I love a good pair of socks. I learned the importance of wool (or wool blend) socks the hard way after getting exposure on my foot while motorcycling in the winter. I pretty much wear socks with some amount of wool in them year-round except for when I am working out at home.
The challenge becomes finding good socks at good prices. SmartWool is my favorite manufacturer, but it can be hard to find socks for less than $15 — and the tall socks I prefer retail at about $25 a pop.
As such, I’ve had to branch off to other brands to fill my drawer with nice socks. Bridgedale makes some very nice tall socks that were great for motorcycling, but they are almost just as expensive as SmartWool.
I used my recent move to Minnesota as an excuse to poach a few more wool / wool blend socks and to try out some new brands. Or in the case of these socks, Point 6′s Trekking Heavyweight.
Construction and composition
According to Sierra Trading Post, these socks are 71% merino wool, 27% nylon, and 2% spandex. They are crew height, which means it will probably end a little bit below the calf on most men.
The elastic at the top of the sock seems thin, but it has been durable so far. I have about ten pairs of taller socks from SmartWool and Bridgedale, and the elastic is going strong after years of daily wear. I wear sock garters with taller socks when I ride my motorcycle, so this may ease some of the wear and tear on the elastic. However, I have high expectations and “quitter” socks get cycled out of use quickly.

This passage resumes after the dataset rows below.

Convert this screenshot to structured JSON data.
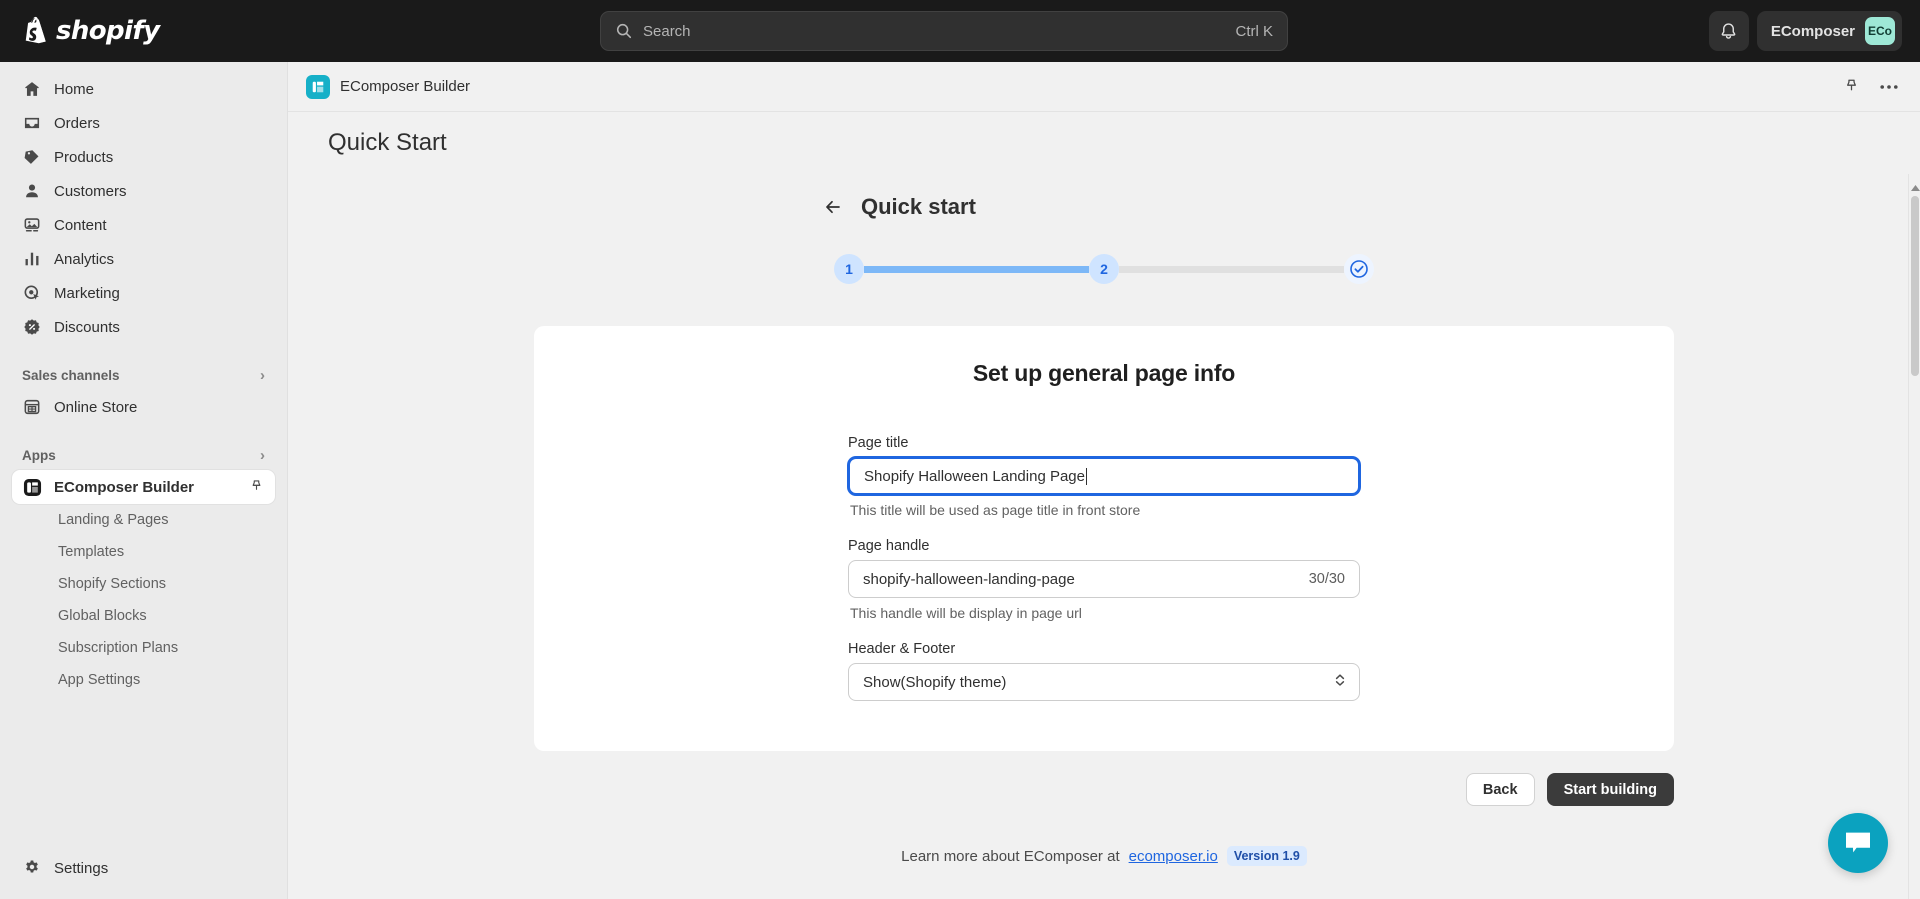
{
  "topbar": {
    "brand": "shopify",
    "search": {
      "placeholder": "Search",
      "shortcut": "Ctrl K",
      "icon": "search-icon"
    },
    "notifications_icon": "bell-icon",
    "account": {
      "name": "EComposer",
      "initials": "ECo"
    }
  },
  "sidebar": {
    "items": [
      {
        "label": "Home",
        "icon": "home-icon"
      },
      {
        "label": "Orders",
        "icon": "orders-inbox-icon"
      },
      {
        "label": "Products",
        "icon": "tag-icon"
      },
      {
        "label": "Customers",
        "icon": "person-icon"
      },
      {
        "label": "Content",
        "icon": "image-icon"
      },
      {
        "label": "Analytics",
        "icon": "bar-chart-icon"
      },
      {
        "label": "Marketing",
        "icon": "target-click-icon"
      },
      {
        "label": "Discounts",
        "icon": "discount-badge-icon"
      }
    ],
    "sales_channels": {
      "label": "Sales channels",
      "chevron": "chevron-right-icon"
    },
    "online_store": {
      "label": "Online Store",
      "icon": "storefront-icon"
    },
    "apps": {
      "label": "Apps",
      "chevron": "chevron-right-icon"
    },
    "active_app": {
      "label": "EComposer Builder",
      "icon": "ecomposer-logo-icon",
      "pin": "pin-icon"
    },
    "app_subitems": [
      {
        "label": "Landing & Pages"
      },
      {
        "label": "Templates"
      },
      {
        "label": "Shopify Sections"
      },
      {
        "label": "Global Blocks"
      },
      {
        "label": "Subscription Plans"
      },
      {
        "label": "App Settings"
      }
    ],
    "settings": {
      "label": "Settings",
      "icon": "gear-icon"
    }
  },
  "appbar": {
    "title": "EComposer Builder",
    "app_icon": "ecomposer-logo-icon",
    "pin_icon": "pin-icon",
    "more_icon": "ellipsis-horizontal-icon"
  },
  "page": {
    "title": "Quick Start",
    "quick_start_heading": "Quick start",
    "back_icon": "arrow-left-icon"
  },
  "stepper": {
    "steps": [
      {
        "label": "1",
        "state": "active"
      },
      {
        "label": "2",
        "state": "active"
      }
    ],
    "final_icon": "check-circle-icon",
    "bar_done_color": "#7db8f7",
    "bar_todo_color": "#e0e0e0",
    "circle_bg": "#cfe4ff",
    "circle_fg": "#1f66e0"
  },
  "card": {
    "heading": "Set up general page info",
    "page_title_field": {
      "label": "Page title",
      "value": "Shopify Halloween Landing Page",
      "help": "This title will be used as page title in front store",
      "focused": true
    },
    "page_handle_field": {
      "label": "Page handle",
      "value": "shopify-halloween-landing-page",
      "counter": "30/30",
      "help": "This handle will be display in page url"
    },
    "header_footer_field": {
      "label": "Header & Footer",
      "value": "Show(Shopify theme)",
      "chevron": "chevron-updown-icon"
    }
  },
  "actions": {
    "back_label": "Back",
    "primary_label": "Start building"
  },
  "footer": {
    "text": "Learn more about EComposer at",
    "link": "ecomposer.io",
    "version": "Version 1.9"
  },
  "chat": {
    "icon": "chat-bubble-icon",
    "color": "#0ba2bf"
  }
}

Softness and feel
The biggest difference between the Point 6 socks and my SmartWool / Bridgedale socks is the softness. The Point 6 socks have a very rough “hand,” or feel, in comparison to the more expensive brands. The socks were washed three times before they felt even remotely comfortable; they were rough and scratchy before. I mean scratchy in a “are there fibers poking me?” kind of way, not a “am I allergic to wool?” kind of way.
Padding and support

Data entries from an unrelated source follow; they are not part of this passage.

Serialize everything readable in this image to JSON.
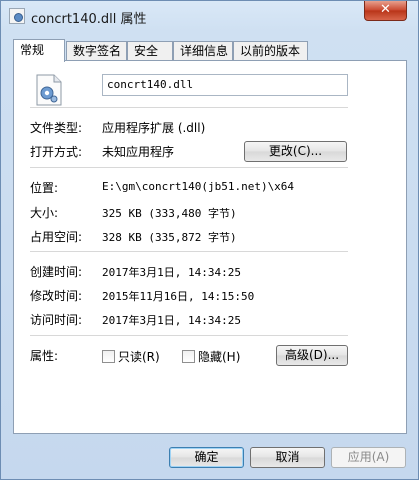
{
  "window": {
    "title": "concrt140.dll 属性",
    "close_label": "✕"
  },
  "tabs": [
    {
      "label": "常规",
      "active": true
    },
    {
      "label": "数字签名",
      "active": false
    },
    {
      "label": "安全",
      "active": false
    },
    {
      "label": "详细信息",
      "active": false
    },
    {
      "label": "以前的版本",
      "active": false
    }
  ],
  "general": {
    "filename": "concrt140.dll",
    "file_type": {
      "label": "文件类型:",
      "value": "应用程序扩展 (.dll)"
    },
    "opens_with": {
      "label": "打开方式:",
      "value": "未知应用程序",
      "button": "更改(C)..."
    },
    "location": {
      "label": "位置:",
      "value": "E:\\gm\\concrt140(jb51.net)\\x64"
    },
    "size": {
      "label": "大小:",
      "value": "325 KB (333,480 字节)"
    },
    "size_on_disk": {
      "label": "占用空间:",
      "value": "328 KB (335,872 字节)"
    },
    "created": {
      "label": "创建时间:",
      "value": "2017年3月1日, 14:34:25"
    },
    "modified": {
      "label": "修改时间:",
      "value": "2015年11月16日, 14:15:50"
    },
    "accessed": {
      "label": "访问时间:",
      "value": "2017年3月1日, 14:34:25"
    },
    "attributes": {
      "label": "属性:",
      "readonly": "只读(R)",
      "hidden": "隐藏(H)",
      "advanced_button": "高级(D)..."
    }
  },
  "footer": {
    "ok": "确定",
    "cancel": "取消",
    "apply": "应用(A)"
  },
  "colors": {
    "frame": "#c5d8ee",
    "close": "#c9462d"
  }
}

There is some padding on the ball of the foot area. This is nice, but again not the same amount of cushion as the more expensive socks.
I found that the socks didn’t fit my feet very well. I couldn’t get the padded bottom area to center on my foot like I can with my SmartWool socks that have similar cushioning. Some of the I don’t think the “foot” part of the sock is made as precisely as the more expensive socks that I own.
This is about as straight as I can get my socks. I don’t really care what they look like, but it makes me nervous that they don’t appear to be made the same. I don’t have this problem with my other socks. From a functional standpoint, one of the seams sits much higher along the arch of one foot than the other. I don’t think this would be a problem from how I use my socks, but if you’re a big time hiker this might cause a problem. I don’t know.
Well, here’s where things get complicated. The sock retails from Point 6 for $21.95. That is way too high.
Amazon sells the sock for $14 – $20. You can get SmartWool and Bridgedale socks on closeout at these prices, and I prefer those brands for my usage.
I bought mine for $4.65 before shipping from Sierra Trading Post. Unlike some of the things I buy from STP, these socks were not listed as factory seconds or rejects.
Hrm …. Now all of a sudden it doesn’t matter too much if the socks were coarse for the first few wearings, or if the seams don’t match up all the way around. You could buy two or even three of these socks for the equivalent of a SmartWool pair on sale.
Would I recommend them? Tough call. If you want some socks to wear around the house during the winter time these were a pretty good deal. If you can’t find them for $6 or less I would suggest you look around at other brands.